# [Problem requirements]
Word for word, restate each of the entries below, and drop every picture.

==============================

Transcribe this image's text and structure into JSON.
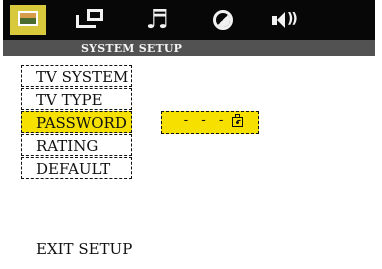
{
  "top_menu": {
    "tabs": [
      {
        "icon": "setup-screen-icon",
        "selected": true
      },
      {
        "icon": "tv-display-icon",
        "selected": false
      },
      {
        "icon": "audio-note-icon",
        "glyph": "♬",
        "selected": false
      },
      {
        "icon": "preferences-icon",
        "selected": false
      },
      {
        "icon": "speaker-icon",
        "glyph": "))",
        "selected": false
      }
    ]
  },
  "header": {
    "title": "SYSTEM SETUP"
  },
  "menu": {
    "items": [
      {
        "label": "TV SYSTEM",
        "selected": false
      },
      {
        "label": "TV TYPE",
        "selected": false
      },
      {
        "label": "PASSWORD",
        "selected": true
      },
      {
        "label": "RATING",
        "selected": false
      },
      {
        "label": "DEFAULT",
        "selected": false
      }
    ]
  },
  "password_field": {
    "value": "- - - -",
    "icon": "lock-icon"
  },
  "footer": {
    "exit_label": "EXIT SETUP"
  },
  "colors": {
    "background": "#ffffff",
    "top_bar": "#070707",
    "sub_bar": "#525252",
    "highlight": "#f6e000",
    "selected_tab": "#d8c93c"
  }
}
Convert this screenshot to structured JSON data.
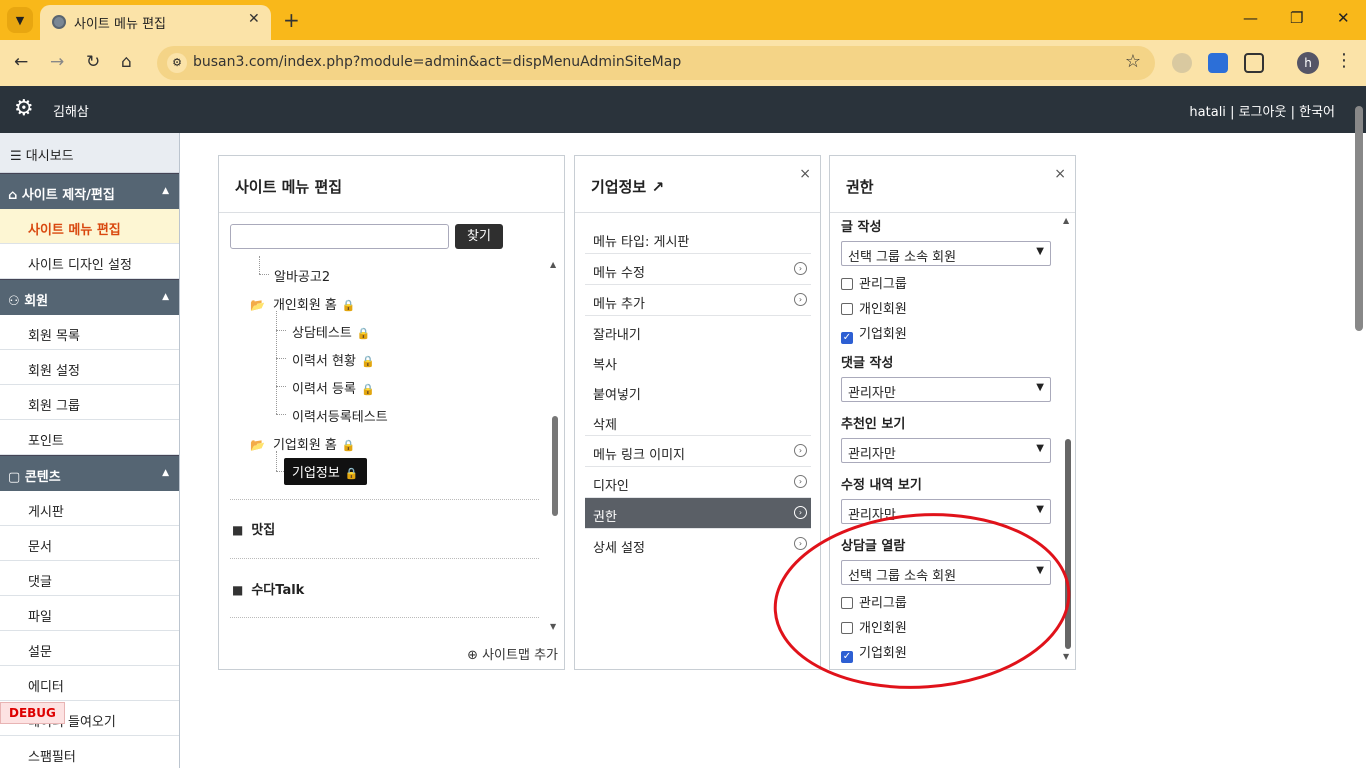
{
  "browser": {
    "tab_title": "사이트 메뉴 편집",
    "url": "busan3.com/index.php?module=admin&act=dispMenuAdminSiteMap",
    "profile_initial": "h"
  },
  "admin": {
    "site_name": "김해삼",
    "user": "hatali",
    "logout": "로그아웃",
    "language": "한국어",
    "sep": "|"
  },
  "sidebar": {
    "dashboard": "대시보드",
    "sections": [
      {
        "label": "사이트 제작/편집",
        "items": [
          "사이트 메뉴 편집",
          "사이트 디자인 설정"
        ]
      },
      {
        "label": "회원",
        "items": [
          "회원 목록",
          "회원 설정",
          "회원 그룹",
          "포인트"
        ]
      },
      {
        "label": "콘텐츠",
        "items": [
          "게시판",
          "문서",
          "댓글",
          "파일",
          "설문",
          "에디터",
          "데이터 들여오기",
          "스팸필터"
        ]
      }
    ],
    "debug": "DEBUG"
  },
  "sitemap_panel": {
    "title": "사이트 메뉴 편집",
    "search_button": "찾기",
    "search_value": "",
    "tree": {
      "n1": "알바공고2",
      "n2": "개인회원 홈",
      "n3": "상담테스트",
      "n4": "이력서 현황",
      "n5": "이력서 등록",
      "n6": "이력서등록테스트",
      "n7": "기업회원 홈",
      "n8": "기업정보"
    },
    "sitemaps": [
      "맛집",
      "수다Talk"
    ],
    "add_sitemap": "사이트맵 추가"
  },
  "menu_panel": {
    "title": "기업정보",
    "type": "메뉴 타입: 게시판",
    "items": [
      {
        "label": "메뉴 수정",
        "arrow": true
      },
      {
        "label": "메뉴 추가",
        "arrow": true
      },
      {
        "label": "잘라내기",
        "arrow": false
      },
      {
        "label": "복사",
        "arrow": false
      },
      {
        "label": "붙여넣기",
        "arrow": false
      },
      {
        "label": "삭제",
        "arrow": false
      },
      {
        "label": "메뉴 링크 이미지",
        "arrow": true
      },
      {
        "label": "디자인",
        "arrow": true
      },
      {
        "label": "권한",
        "arrow": true,
        "active": true
      },
      {
        "label": "상세 설정",
        "arrow": true
      }
    ],
    "close": "×"
  },
  "permission_panel": {
    "title": "권한",
    "close": "×",
    "write": {
      "label": "글 작성",
      "select": "선택 그룹 소속 회원",
      "groups": [
        "관리그룹",
        "개인회원",
        "기업회원"
      ],
      "checked": [
        false,
        false,
        true
      ]
    },
    "comment": {
      "label": "댓글 작성",
      "select": "관리자만"
    },
    "recommend": {
      "label": "추천인 보기",
      "select": "관리자만"
    },
    "history": {
      "label": "수정 내역 보기",
      "select": "관리자만"
    },
    "consult": {
      "label": "상담글 열람",
      "select": "선택 그룹 소속 회원",
      "groups": [
        "관리그룹",
        "개인회원",
        "기업회원"
      ],
      "checked": [
        false,
        false,
        true
      ]
    }
  },
  "colors": {
    "browser_frame": "#f9b81a",
    "admin_header": "#2a333b",
    "sidebar_section": "#556573",
    "active_menu_text": "#d9480f",
    "annotation": "#e0121a"
  }
}
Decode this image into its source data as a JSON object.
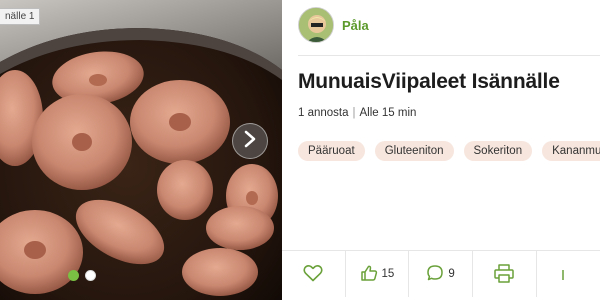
{
  "carousel": {
    "image_label": "nälle 1",
    "slide_count": 2,
    "active_slide": 1
  },
  "author": {
    "name": "Påla"
  },
  "recipe": {
    "title": "MunuaisViipaleet Isännälle",
    "servings": "1 annosta",
    "time": "Alle 15 min",
    "tags": [
      "Pääruoat",
      "Gluteeniton",
      "Sokeriton",
      "Kananmu"
    ]
  },
  "actions": {
    "likes": "15",
    "comments": "9"
  },
  "icons": [
    "chevron-right-icon",
    "heart-icon",
    "thumbs-up-icon",
    "comment-icon",
    "print-icon"
  ],
  "colors": {
    "accent_green": "#7ac043",
    "author_green": "#5c9a2c",
    "tag_bg": "#f7e6de"
  }
}
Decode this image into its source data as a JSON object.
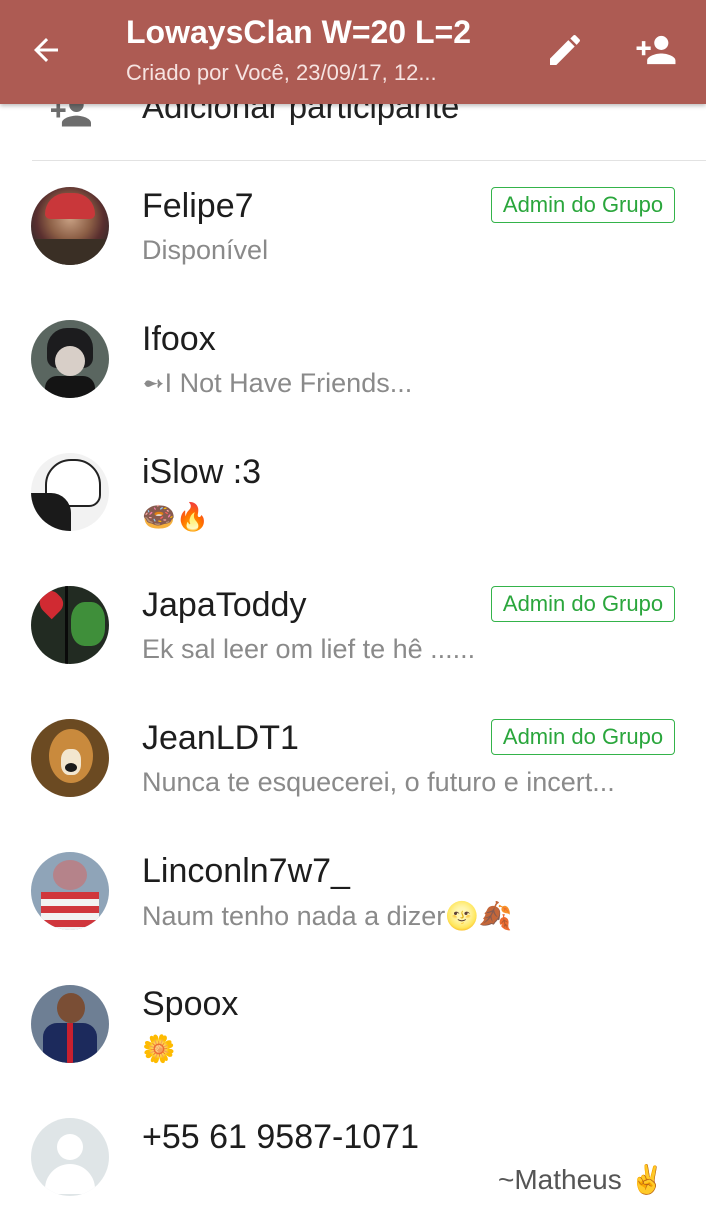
{
  "header": {
    "title": "LowaysClan W=20 L=2",
    "subtitle": "Criado por Você, 23/09/17, 12...",
    "color": "#ad5b53"
  },
  "add_participant": {
    "label": "Adicionar participante",
    "icon": "add-person-icon"
  },
  "badge_label": "Admin do Grupo",
  "participants": [
    {
      "name": "Felipe7",
      "status": "Disponível",
      "admin": true
    },
    {
      "name": "Ifoox",
      "status": "➻I Not Have Friends...",
      "admin": false
    },
    {
      "name": "iSlow :3",
      "status": "🍩🔥",
      "admin": false
    },
    {
      "name": "JapaToddy",
      "status": "Ek sal leer om lief te hê ......",
      "admin": true
    },
    {
      "name": "JeanLDT1",
      "status": "Nunca te esquecerei, o futuro e incert...",
      "admin": true
    },
    {
      "name": "Linconln7w7_",
      "status": "Naum tenho nada a dizer🌝🍂",
      "admin": false
    },
    {
      "name": "Spoox",
      "status": "🌼",
      "admin": false
    },
    {
      "name": "+55 61 9587-1071",
      "status": "",
      "admin": false
    }
  ],
  "footer_signature": "~Matheus ✌️"
}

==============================

# [Finished exercise]
Transcribe this image's text and structure into JSON.
{
  "top_menu": {
    "tabs": [
      {
        "icon": "setup-screen-icon",
        "selected": true
      },
      {
        "icon": "tv-display-icon",
        "selected": false
      },
      {
        "icon": "audio-note-icon",
        "glyph": "♬",
        "selected": false
      },
      {
        "icon": "preferences-icon",
        "selected": false
      },
      {
        "icon": "speaker-icon",
        "glyph": "))",
        "selected": false
      }
    ]
  },
  "header": {
    "title": "SYSTEM SETUP"
  },
  "menu": {
    "items": [
      {
        "label": "TV SYSTEM",
        "selected": false
      },
      {
        "label": "TV TYPE",
        "selected": false
      },
      {
        "label": "PASSWORD",
        "selected": true
      },
      {
        "label": "RATING",
        "selected": false
      },
      {
        "label": "DEFAULT",
        "selected": false
      }
    ]
  },
  "password_field": {
    "value": "- - - -",
    "icon": "lock-icon"
  },
  "footer": {
    "exit_label": "EXIT SETUP"
  },
  "colors": {
    "background": "#ffffff",
    "top_bar": "#070707",
    "sub_bar": "#525252",
    "highlight": "#f6e000",
    "selected_tab": "#d8c93c"
  }
}
Convert this screenshot to structured JSON data.
{
  "browser": {
    "tab_title": "사이트 메뉴 편집",
    "url": "busan3.com/index.php?module=admin&act=dispMenuAdminSiteMap",
    "profile_initial": "h"
  },
  "admin": {
    "site_name": "김해삼",
    "user": "hatali",
    "logout": "로그아웃",
    "language": "한국어",
    "sep": "|"
  },
  "sidebar": {
    "dashboard": "대시보드",
    "sections": [
      {
        "label": "사이트 제작/편집",
        "items": [
          "사이트 메뉴 편집",
          "사이트 디자인 설정"
        ]
      },
      {
        "label": "회원",
        "items": [
          "회원 목록",
          "회원 설정",
          "회원 그룹",
          "포인트"
        ]
      },
      {
        "label": "콘텐츠",
        "items": [
          "게시판",
          "문서",
          "댓글",
          "파일",
          "설문",
          "에디터",
          "데이터 들여오기",
          "스팸필터"
        ]
      }
    ],
    "debug": "DEBUG"
  },
  "sitemap_panel": {
    "title": "사이트 메뉴 편집",
    "search_button": "찾기",
    "search_value": "",
    "tree": {
      "n1": "알바공고2",
      "n2": "개인회원 홈",
      "n3": "상담테스트",
      "n4": "이력서 현황",
      "n5": "이력서 등록",
      "n6": "이력서등록테스트",
      "n7": "기업회원 홈",
      "n8": "기업정보"
    },
    "sitemaps": [
      "맛집",
      "수다Talk"
    ],
    "add_sitemap": "사이트맵 추가"
  },
  "menu_panel": {
    "title": "기업정보",
    "type": "메뉴 타입: 게시판",
    "items": [
      {
        "label": "메뉴 수정",
        "arrow": true
      },
      {
        "label": "메뉴 추가",
        "arrow": true
      },
      {
        "label": "잘라내기",
        "arrow": false
      },
      {
        "label": "복사",
        "arrow": false
      },
      {
        "label": "붙여넣기",
        "arrow": false
      },
      {
        "label": "삭제",
        "arrow": false
      },
      {
        "label": "메뉴 링크 이미지",
        "arrow": true
      },
      {
        "label": "디자인",
        "arrow": true
      },
      {
        "label": "권한",
        "arrow": true,
        "active": true
      },
      {
        "label": "상세 설정",
        "arrow": true
      }
    ],
    "close": "×"
  },
  "permission_panel": {
    "title": "권한",
    "close": "×",
    "write": {
      "label": "글 작성",
      "select": "선택 그룹 소속 회원",
      "groups": [
        "관리그룹",
        "개인회원",
        "기업회원"
      ],
      "checked": [
        false,
        false,
        true
      ]
    },
    "comment": {
      "label": "댓글 작성",
      "select": "관리자만"
    },
    "recommend": {
      "label": "추천인 보기",
      "select": "관리자만"
    },
    "history": {
      "label": "수정 내역 보기",
      "select": "관리자만"
    },
    "consult": {
      "label": "상담글 열람",
      "select": "선택 그룹 소속 회원",
      "groups": [
        "관리그룹",
        "개인회원",
        "기업회원"
      ],
      "checked": [
        false,
        false,
        true
      ]
    }
  },
  "colors": {
    "browser_frame": "#f9b81a",
    "admin_header": "#2a333b",
    "sidebar_section": "#556573",
    "active_menu_text": "#d9480f",
    "annotation": "#e0121a"
  }
}
Decode this image into its source data as a JSON object.
{
  "carousel": {
    "image_label": "nälle 1",
    "slide_count": 2,
    "active_slide": 1
  },
  "author": {
    "name": "Påla"
  },
  "recipe": {
    "title": "MunuaisViipaleet Isännälle",
    "servings": "1 annosta",
    "time": "Alle 15 min",
    "tags": [
      "Pääruoat",
      "Gluteeniton",
      "Sokeriton",
      "Kananmu"
    ]
  },
  "actions": {
    "likes": "15",
    "comments": "9"
  },
  "icons": [
    "chevron-right-icon",
    "heart-icon",
    "thumbs-up-icon",
    "comment-icon",
    "print-icon"
  ],
  "colors": {
    "accent_green": "#7ac043",
    "author_green": "#5c9a2c",
    "tag_bg": "#f7e6de"
  }
}
Decode this image into its source data as a JSON object.
{
  "header": {
    "title": "LowaysClan W=20 L=2",
    "subtitle": "Criado por Você, 23/09/17, 12...",
    "color": "#ad5b53"
  },
  "add_participant": {
    "label": "Adicionar participante",
    "icon": "add-person-icon"
  },
  "badge_label": "Admin do Grupo",
  "participants": [
    {
      "name": "Felipe7",
      "status": "Disponível",
      "admin": true
    },
    {
      "name": "Ifoox",
      "status": "➻I Not Have Friends...",
      "admin": false
    },
    {
      "name": "iSlow :3",
      "status": "🍩🔥",
      "admin": false
    },
    {
      "name": "JapaToddy",
      "status": "Ek sal leer om lief te hê ......",
      "admin": true
    },
    {
      "name": "JeanLDT1",
      "status": "Nunca te esquecerei, o futuro e incert...",
      "admin": true
    },
    {
      "name": "Linconln7w7_",
      "status": "Naum tenho nada a dizer🌝🍂",
      "admin": false
    },
    {
      "name": "Spoox",
      "status": "🌼",
      "admin": false
    },
    {
      "name": "+55 61 9587-1071",
      "status": "",
      "admin": false
    }
  ],
  "footer_signature": "~Matheus ✌️"
}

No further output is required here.